With the invasion of Croatia on the 6th of April 1941, the Germans divided the occupied territory with their allies: Italy, Bulgaria, Hungary and the Independent Croatian State - NDH. The Ustasa, a nationalist and separatist Croatian organization that employed terror tactics, were given control of Croatia, where they proceeded to discriminate and persecute religious and ethnic minorities. For their purposes they set up concentration and death camps, among them Jasenovac, Stara Gradiška,Jadovno, Loborgrad, as well as camps on the Islands Pag and Kruščica.
In December 1941, the head of the Jewish community in Osijek received orders from the Ustasa to find a suitable place to serve as a concentration camp for Jews. The place that was chosen was a flour mill in Djakovo. Its prisoners were women and children. On the morning of the fifth of December, the first transport of 1,197 children arrived from Sarajevo. The second, with 668 Jews from Bosnia arrived on the 22nd of December. Six hundred women and children sent to the camp between December and July 1941 mostly from Bosnia and Herzegovina perished.
The camp was initially run by the Jewish community of Osijek., but at the end of March 1942, the camps administration was transferred to the Ustasa. The next three months saw a drastic deterioration of the conditions. The guards employed violence towards the inmates and the sanitary conditions worsened, resulting in a sharp increase in the mortality rate. The Jewish committee, now under direct control of the Ustasa, was forced to deal with the spiraling amount of burials and they approached Stephan Kolb, the Jewish cemetery’s gravedigger to make the arrangements. According to Kolb’s meticulous records, on the 9th of December 1941 the first victim buried was Mazlata Katan, aged 65 from Sarajevo. Kolb transferred the body to the Jewish cemetery for burial. He continued from then on to record each burial spot carefully along with the date of burial and details of the deceased. He did so until the dismantling of the camp.
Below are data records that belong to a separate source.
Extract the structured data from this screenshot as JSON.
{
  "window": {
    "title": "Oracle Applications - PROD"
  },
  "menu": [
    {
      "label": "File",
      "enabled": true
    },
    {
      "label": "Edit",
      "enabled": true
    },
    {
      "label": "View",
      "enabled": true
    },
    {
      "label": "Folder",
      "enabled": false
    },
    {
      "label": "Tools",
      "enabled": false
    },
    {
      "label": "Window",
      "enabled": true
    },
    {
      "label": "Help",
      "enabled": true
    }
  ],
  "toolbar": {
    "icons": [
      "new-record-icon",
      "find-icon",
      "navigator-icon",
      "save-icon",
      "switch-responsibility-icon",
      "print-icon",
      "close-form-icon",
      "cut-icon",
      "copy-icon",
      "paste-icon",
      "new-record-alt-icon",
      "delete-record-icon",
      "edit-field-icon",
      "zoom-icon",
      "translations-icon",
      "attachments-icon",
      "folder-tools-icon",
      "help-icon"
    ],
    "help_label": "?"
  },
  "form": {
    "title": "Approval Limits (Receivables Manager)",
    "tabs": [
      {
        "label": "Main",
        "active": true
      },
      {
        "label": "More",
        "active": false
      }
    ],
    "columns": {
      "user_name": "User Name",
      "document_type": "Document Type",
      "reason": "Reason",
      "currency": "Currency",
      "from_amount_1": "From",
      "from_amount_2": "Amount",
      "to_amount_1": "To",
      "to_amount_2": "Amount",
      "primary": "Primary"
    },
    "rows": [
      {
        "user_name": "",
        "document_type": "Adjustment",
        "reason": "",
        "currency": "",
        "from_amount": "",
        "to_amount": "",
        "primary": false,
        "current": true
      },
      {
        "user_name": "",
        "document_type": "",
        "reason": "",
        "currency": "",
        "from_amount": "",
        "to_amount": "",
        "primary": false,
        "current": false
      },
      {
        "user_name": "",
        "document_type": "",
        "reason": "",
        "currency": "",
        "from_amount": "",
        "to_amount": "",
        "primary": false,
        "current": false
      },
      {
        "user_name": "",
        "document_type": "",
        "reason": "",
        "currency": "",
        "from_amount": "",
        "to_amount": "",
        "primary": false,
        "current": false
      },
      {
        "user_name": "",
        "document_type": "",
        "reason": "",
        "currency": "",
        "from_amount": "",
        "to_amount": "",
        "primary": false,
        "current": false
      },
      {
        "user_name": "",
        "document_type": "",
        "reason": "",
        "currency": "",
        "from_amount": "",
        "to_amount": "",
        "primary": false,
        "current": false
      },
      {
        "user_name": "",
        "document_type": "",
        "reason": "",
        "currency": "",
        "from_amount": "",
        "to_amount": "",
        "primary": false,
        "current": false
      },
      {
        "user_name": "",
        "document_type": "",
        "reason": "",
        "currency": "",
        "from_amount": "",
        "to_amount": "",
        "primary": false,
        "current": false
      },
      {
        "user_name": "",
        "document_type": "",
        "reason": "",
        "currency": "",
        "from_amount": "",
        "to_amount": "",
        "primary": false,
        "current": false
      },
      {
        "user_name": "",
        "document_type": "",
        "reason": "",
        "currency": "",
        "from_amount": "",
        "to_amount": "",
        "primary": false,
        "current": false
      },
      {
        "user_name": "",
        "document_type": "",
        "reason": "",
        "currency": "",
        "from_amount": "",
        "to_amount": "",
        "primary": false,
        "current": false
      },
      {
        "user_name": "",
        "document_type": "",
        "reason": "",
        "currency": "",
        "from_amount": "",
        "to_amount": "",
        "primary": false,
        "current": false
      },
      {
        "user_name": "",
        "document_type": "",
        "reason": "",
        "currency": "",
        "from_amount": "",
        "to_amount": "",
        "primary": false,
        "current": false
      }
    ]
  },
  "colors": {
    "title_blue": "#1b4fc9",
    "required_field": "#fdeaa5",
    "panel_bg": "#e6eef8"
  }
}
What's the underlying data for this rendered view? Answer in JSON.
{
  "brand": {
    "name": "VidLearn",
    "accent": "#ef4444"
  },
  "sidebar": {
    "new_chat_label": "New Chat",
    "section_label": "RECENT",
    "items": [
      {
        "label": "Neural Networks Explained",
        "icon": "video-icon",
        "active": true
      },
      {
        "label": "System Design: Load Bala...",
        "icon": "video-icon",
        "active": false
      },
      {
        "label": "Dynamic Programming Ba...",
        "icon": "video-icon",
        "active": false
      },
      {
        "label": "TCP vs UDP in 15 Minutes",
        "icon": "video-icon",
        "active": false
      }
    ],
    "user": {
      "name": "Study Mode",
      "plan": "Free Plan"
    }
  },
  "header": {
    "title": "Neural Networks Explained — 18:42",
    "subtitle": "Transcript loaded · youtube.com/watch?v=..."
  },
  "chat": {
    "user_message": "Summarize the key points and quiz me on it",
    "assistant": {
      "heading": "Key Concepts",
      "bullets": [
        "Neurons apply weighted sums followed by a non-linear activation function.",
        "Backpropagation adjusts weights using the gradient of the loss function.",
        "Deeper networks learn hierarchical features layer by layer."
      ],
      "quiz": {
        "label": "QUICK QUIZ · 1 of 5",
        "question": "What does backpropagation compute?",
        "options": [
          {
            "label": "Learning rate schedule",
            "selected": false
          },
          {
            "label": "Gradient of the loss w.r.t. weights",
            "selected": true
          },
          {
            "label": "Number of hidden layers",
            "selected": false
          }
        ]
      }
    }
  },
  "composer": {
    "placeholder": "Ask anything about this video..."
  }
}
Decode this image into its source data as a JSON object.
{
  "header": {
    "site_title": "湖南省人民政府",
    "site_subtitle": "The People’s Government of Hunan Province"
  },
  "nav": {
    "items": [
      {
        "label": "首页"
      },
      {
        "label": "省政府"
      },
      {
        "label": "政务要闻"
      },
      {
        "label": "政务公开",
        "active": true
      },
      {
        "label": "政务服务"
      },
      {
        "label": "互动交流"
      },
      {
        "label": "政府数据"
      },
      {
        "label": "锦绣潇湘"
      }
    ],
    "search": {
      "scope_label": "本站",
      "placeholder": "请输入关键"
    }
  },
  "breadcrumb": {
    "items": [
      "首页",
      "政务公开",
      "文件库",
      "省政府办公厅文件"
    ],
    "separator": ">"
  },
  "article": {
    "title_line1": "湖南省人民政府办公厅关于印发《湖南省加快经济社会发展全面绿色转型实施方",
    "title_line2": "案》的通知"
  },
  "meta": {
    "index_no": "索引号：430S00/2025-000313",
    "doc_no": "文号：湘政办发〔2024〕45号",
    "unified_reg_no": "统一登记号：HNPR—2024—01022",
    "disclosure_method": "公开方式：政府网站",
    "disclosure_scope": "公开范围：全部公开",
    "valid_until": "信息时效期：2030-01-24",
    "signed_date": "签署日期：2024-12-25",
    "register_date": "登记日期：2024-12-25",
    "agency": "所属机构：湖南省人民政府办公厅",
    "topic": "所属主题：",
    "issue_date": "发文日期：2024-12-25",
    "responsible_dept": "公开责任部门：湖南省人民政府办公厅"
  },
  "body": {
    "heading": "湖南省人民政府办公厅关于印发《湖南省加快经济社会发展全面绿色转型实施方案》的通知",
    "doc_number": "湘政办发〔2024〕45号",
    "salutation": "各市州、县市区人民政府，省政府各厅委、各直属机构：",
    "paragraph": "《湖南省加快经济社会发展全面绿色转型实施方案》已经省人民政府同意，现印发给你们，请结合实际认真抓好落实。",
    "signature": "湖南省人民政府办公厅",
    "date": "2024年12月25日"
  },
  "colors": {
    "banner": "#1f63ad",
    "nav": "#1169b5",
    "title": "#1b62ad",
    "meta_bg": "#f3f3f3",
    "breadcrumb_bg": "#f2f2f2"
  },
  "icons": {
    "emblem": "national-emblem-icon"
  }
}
The camp was dismantled in July 1942. The 2,400 women and children who remained alive were sent in three separate transports to Jasenovac camp where they were murdered upon arrival.
Kolb retained his record book of the burials from the camp. Thanks to his careful records of each burial, including the row, and personal details of the victim, it was possible after the war to mark the graveswith grave markers, revealing the total number and details of the victims of Djakovo camp.
In the decades after the war, when many Jewish cemeteries throughout Yugoslavia were left abandoned and left to decay with no Jewish community left to tend them, or worse still, wantonly destroyed by local vandals, the cemetery at Djakovo was well tended. From 2007 the city has taken over the care of the cemetery as evidence of the horrors that took place there.
The five grave markers that were donated by the Jewish community of Sarajevo to Yad Vashem will be preserved in the Museum’s artifacts collection as a memorial to the women and children who were victims of Djakovo camp.
Yad Vashem Artifacts Collection
Donated by The Jewish Community of Sarajevo, Bosnia and Herzegovina, courtesy of Lea Maestro, Project Coordinator of the Project for Restoration of the cemetery of the victims of the Djakovo Concentration Camp